- _Exercise details_
Each record below gets repeated exactly, and pictures stay out of the copy.
──────── Records for processing
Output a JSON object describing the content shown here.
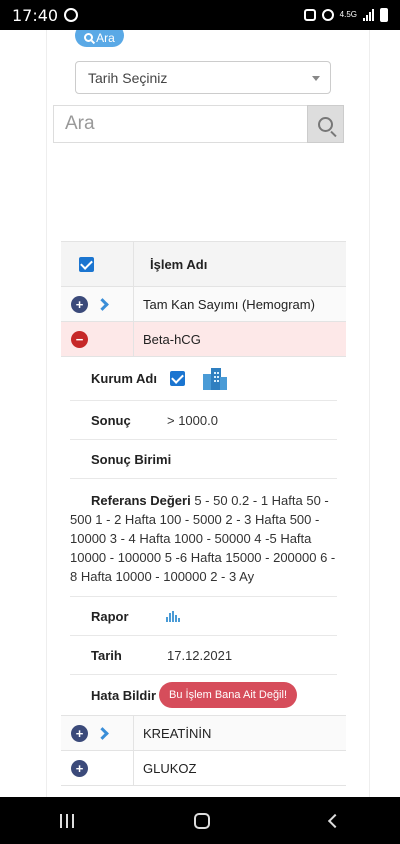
{
  "status_bar": {
    "time": "17:40",
    "network": "4.5G"
  },
  "search": {
    "ara_button": "Ara",
    "date_select": "Tarih Seçiniz",
    "placeholder": "Ara"
  },
  "table": {
    "header": "İşlem Adı",
    "rows": [
      {
        "name": "Tam Kan Sayımı (Hemogram)",
        "state": "collapsed"
      },
      {
        "name": "Beta-hCG",
        "state": "expanded"
      },
      {
        "name": "KREATİNİN",
        "state": "collapsed"
      },
      {
        "name": "GLUKOZ",
        "state": "collapsed"
      }
    ]
  },
  "detail": {
    "kurum_label": "Kurum Adı",
    "sonuc_label": "Sonuç",
    "sonuc_value": "> 1000.0",
    "birim_label": "Sonuç Birimi",
    "referans_label": "Referans Değeri",
    "referans_value": "5 - 50 0.2 - 1 Hafta 50 - 500 1 - 2 Hafta 100 - 5000 2 - 3 Hafta 500 - 10000 3 - 4 Hafta 1000 - 50000 4 -5 Hafta 10000 - 100000 5 -6 Hafta 15000 - 200000 6 - 8 Hafta 10000 - 100000 2 - 3 Ay",
    "rapor_label": "Rapor",
    "tarih_label": "Tarih",
    "tarih_value": "17.12.2021",
    "hata_label": "Hata Bildir",
    "hata_button": "Bu İşlem Bana Ait Değil!"
  },
  "colors": {
    "accent_blue": "#1b75d0",
    "expanded_row_bg": "#fde8e8",
    "error_button": "#d64d5b",
    "expand_button": "#3b4a7a",
    "collapse_button": "#c62828"
  }
}
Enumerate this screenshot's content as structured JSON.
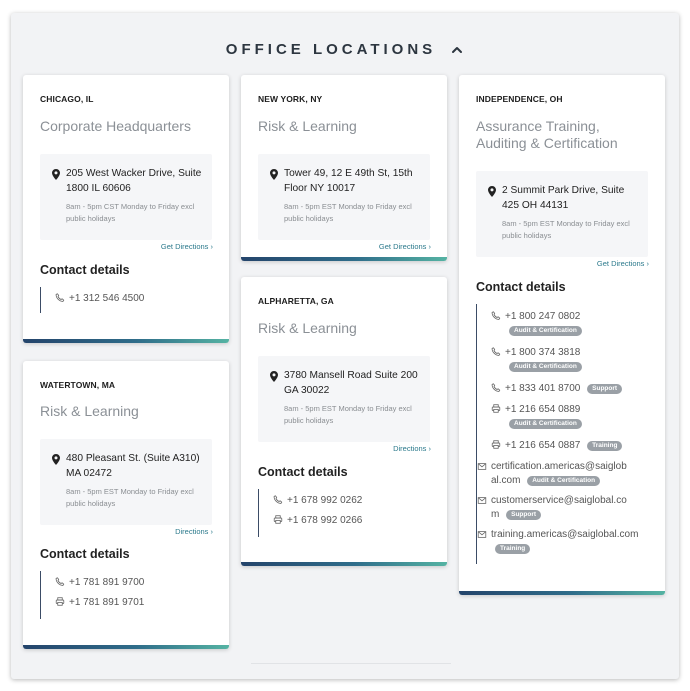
{
  "header": {
    "title": "OFFICE LOCATIONS"
  },
  "icons": {
    "collapse": "chevron-up-icon",
    "pin": "map-pin-icon",
    "phone": "phone-icon",
    "fax": "fax-icon",
    "email": "email-icon"
  },
  "colors": {
    "accent_start": "#24446b",
    "accent_end": "#55b3a3",
    "link": "#2c7a8c"
  },
  "contact_heading": "Contact details",
  "offices": {
    "chicago": {
      "city": "CHICAGO, IL",
      "name": "Corporate Headquarters",
      "address": "205 West Wacker Drive, Suite 1800 IL 60606",
      "hours": "8am - 5pm CST Monday to Friday excl public holidays",
      "directions": "Get Directions ›",
      "contacts": [
        {
          "value": "+1 312 546 4500"
        }
      ]
    },
    "watertown": {
      "city": "WATERTOWN, MA",
      "name": "Risk & Learning",
      "address": "480 Pleasant St. (Suite A310) MA 02472",
      "hours": "8am - 5pm EST Monday to Friday excl public holidays",
      "directions": "Directions ›",
      "contacts": [
        {
          "value": "+1 781 891 9700"
        },
        {
          "value": "+1 781 891 9701"
        }
      ]
    },
    "newyork": {
      "city": "NEW YORK, NY",
      "name": "Risk & Learning",
      "address": "Tower 49, 12 E 49th St, 15th Floor NY 10017",
      "hours": "8am - 5pm EST Monday to Friday excl public holidays",
      "directions": "Get Directions ›"
    },
    "alpharetta": {
      "city": "ALPHARETTA, GA",
      "name": "Risk & Learning",
      "address": "3780 Mansell Road Suite 200 GA 30022",
      "hours": "8am - 5pm EST Monday to Friday excl public holidays",
      "directions": "Directions ›",
      "contacts": [
        {
          "value": "+1 678 992 0262"
        },
        {
          "value": "+1 678 992 0266"
        }
      ]
    },
    "independence": {
      "city": "INDEPENDENCE, OH",
      "name": "Assurance Training, Auditing & Certification",
      "address": "2 Summit Park Drive, Suite 425 OH 44131",
      "hours": "8am - 5pm EST Monday to Friday excl public holidays",
      "directions": "Get Directions ›",
      "contacts": [
        {
          "value": "+1 800 247 0802",
          "badge": "Audit & Certification"
        },
        {
          "value": "+1 800 374 3818",
          "badge": "Audit & Certification"
        },
        {
          "value": "+1 833 401 8700",
          "badge": "Support"
        },
        {
          "value": "+1 216 654 0889",
          "badge": "Audit & Certification"
        },
        {
          "value": "+1 216 654 0887",
          "badge": "Training"
        },
        {
          "value": "certification.americas@saiglobal.com",
          "badge": "Audit & Certification"
        },
        {
          "value": "customerservice@saiglobal.com",
          "badge": "Support"
        },
        {
          "value": "training.americas@saiglobal.com",
          "badge": "Training"
        }
      ]
    }
  }
}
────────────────
- _Answer section_
Output a JSON object describing the content shown here.
{
  "status_bar": {
    "time": "17:40",
    "network": "4.5G"
  },
  "search": {
    "ara_button": "Ara",
    "date_select": "Tarih Seçiniz",
    "placeholder": "Ara"
  },
  "table": {
    "header": "İşlem Adı",
    "rows": [
      {
        "name": "Tam Kan Sayımı (Hemogram)",
        "state": "collapsed"
      },
      {
        "name": "Beta-hCG",
        "state": "expanded"
      },
      {
        "name": "KREATİNİN",
        "state": "collapsed"
      },
      {
        "name": "GLUKOZ",
        "state": "collapsed"
      }
    ]
  },
  "detail": {
    "kurum_label": "Kurum Adı",
    "sonuc_label": "Sonuç",
    "sonuc_value": "> 1000.0",
    "birim_label": "Sonuç Birimi",
    "referans_label": "Referans Değeri",
    "referans_value": "5 - 50 0.2 - 1 Hafta 50 - 500 1 - 2 Hafta 100 - 5000 2 - 3 Hafta 500 - 10000 3 - 4 Hafta 1000 - 50000 4 -5 Hafta 10000 - 100000 5 -6 Hafta 15000 - 200000 6 - 8 Hafta 10000 - 100000 2 - 3 Ay",
    "rapor_label": "Rapor",
    "tarih_label": "Tarih",
    "tarih_value": "17.12.2021",
    "hata_label": "Hata Bildir",
    "hata_button": "Bu İşlem Bana Ait Değil!"
  },
  "colors": {
    "accent_blue": "#1b75d0",
    "expanded_row_bg": "#fde8e8",
    "error_button": "#d64d5b",
    "expand_button": "#3b4a7a",
    "collapse_button": "#c62828"
  }
}
Enumerate this screenshot's content as structured JSON.
{
  "header": {
    "title": "OFFICE LOCATIONS"
  },
  "icons": {
    "collapse": "chevron-up-icon",
    "pin": "map-pin-icon",
    "phone": "phone-icon",
    "fax": "fax-icon",
    "email": "email-icon"
  },
  "colors": {
    "accent_start": "#24446b",
    "accent_end": "#55b3a3",
    "link": "#2c7a8c"
  },
  "contact_heading": "Contact details",
  "offices": {
    "chicago": {
      "city": "CHICAGO, IL",
      "name": "Corporate Headquarters",
      "address": "205 West Wacker Drive, Suite 1800 IL 60606",
      "hours": "8am - 5pm CST Monday to Friday excl public holidays",
      "directions": "Get Directions ›",
      "contacts": [
        {
          "value": "+1 312 546 4500"
        }
      ]
    },
    "watertown": {
      "city": "WATERTOWN, MA",
      "name": "Risk & Learning",
      "address": "480 Pleasant St. (Suite A310) MA 02472",
      "hours": "8am - 5pm EST Monday to Friday excl public holidays",
      "directions": "Directions ›",
      "contacts": [
        {
          "value": "+1 781 891 9700"
        },
        {
          "value": "+1 781 891 9701"
        }
      ]
    },
    "newyork": {
      "city": "NEW YORK, NY",
      "name": "Risk & Learning",
      "address": "Tower 49, 12 E 49th St, 15th Floor NY 10017",
      "hours": "8am - 5pm EST Monday to Friday excl public holidays",
      "directions": "Get Directions ›"
    },
    "alpharetta": {
      "city": "ALPHARETTA, GA",
      "name": "Risk & Learning",
      "address": "3780 Mansell Road Suite 200 GA 30022",
      "hours": "8am - 5pm EST Monday to Friday excl public holidays",
      "directions": "Directions ›",
      "contacts": [
        {
          "value": "+1 678 992 0262"
        },
        {
          "value": "+1 678 992 0266"
        }
      ]
    },
    "independence": {
      "city": "INDEPENDENCE, OH",
      "name": "Assurance Training, Auditing & Certification",
      "address": "2 Summit Park Drive, Suite 425 OH 44131",
      "hours": "8am - 5pm EST Monday to Friday excl public holidays",
      "directions": "Get Directions ›",
      "contacts": [
        {
          "value": "+1 800 247 0802",
          "badge": "Audit & Certification"
        },
        {
          "value": "+1 800 374 3818",
          "badge": "Audit & Certification"
        },
        {
          "value": "+1 833 401 8700",
          "badge": "Support"
        },
        {
          "value": "+1 216 654 0889",
          "badge": "Audit & Certification"
        },
        {
          "value": "+1 216 654 0887",
          "badge": "Training"
        },
        {
          "value": "certification.americas@saiglobal.com",
          "badge": "Audit & Certification"
        },
        {
          "value": "customerservice@saiglobal.com",
          "badge": "Support"
        },
        {
          "value": "training.americas@saiglobal.com",
          "badge": "Training"
        }
      ]
    }
  }
}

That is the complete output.